The concept of virginity seems to be loosely defined, putting a woman’s sexual status up for personal interpretation. Some consider a woman to have lost her virginity only after her vagina has been penetrated by a penis (an overtly heteronormative stance). Some consider any sexual activity, such as giving or receiving oral or being fingered, or the use of a dildo, as a loss of her virginity. Additionally, there are girls and women who have sexual activity forced on them against their wills. Some would still consider them to be virgins until they choose to have sex, some wouldn’t. For many young girls or women who have been forced to lose their virginity and taught it is a gift from God that can never be gotten back once lost, the trauma they face after their assaults is often much worse.

I would challenge anyone reading this to question the way in which we talk to girls about virginity and sex. Although losing your virginity to someone with whom you are in a committed relationship (if not marriage) is often considered the “gold standard,” this is often impossible for girls to reach. The average age of first sexual experiences in the U.S. is 17. Only a small portion of people stay for life with the same person to whom they lost their virginity. This is too high a burden to bear, and girls should not be taught that their virginity status in any way determines their worth as a human being. Boys are not seen as dirtied by sex, and by framing the act as dirtying women, we treat women as a commodity that can be bought and sold, and that loses value as she becomes “used.” It is up to each one of us to change the dialogue and thinking behind these concepts. One way I challenge the concept that a woman’s worth and character should be judged based on whether or not she has had sex (and if yes, how many partners she’s had) is by refusing to answer the question from a dating partner or potential dating partner: “How many partners have you had?” There is no upside to answering this, and the downsides are multitudinous. If your answer is more than they want to hear, you’re a whore. If it’s fewer, you’re a prude or stuck-up. In either case, you have legitimized the question and its underlying misogyny just by answering it.
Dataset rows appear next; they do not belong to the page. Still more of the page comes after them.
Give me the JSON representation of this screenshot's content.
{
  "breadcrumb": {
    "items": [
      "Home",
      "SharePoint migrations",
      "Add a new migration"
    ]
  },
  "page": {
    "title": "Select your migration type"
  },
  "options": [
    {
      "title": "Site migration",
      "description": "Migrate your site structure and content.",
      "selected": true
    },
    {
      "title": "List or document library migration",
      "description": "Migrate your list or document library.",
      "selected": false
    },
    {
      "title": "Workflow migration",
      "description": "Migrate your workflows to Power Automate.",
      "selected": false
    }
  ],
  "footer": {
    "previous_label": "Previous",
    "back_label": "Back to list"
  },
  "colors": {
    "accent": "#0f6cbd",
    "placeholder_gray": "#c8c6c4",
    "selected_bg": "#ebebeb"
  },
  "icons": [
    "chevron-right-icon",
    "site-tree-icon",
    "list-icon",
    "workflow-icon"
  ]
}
What do you think? Have you considered this topic? As always, I’d love to hear any thoughts you have on the matter!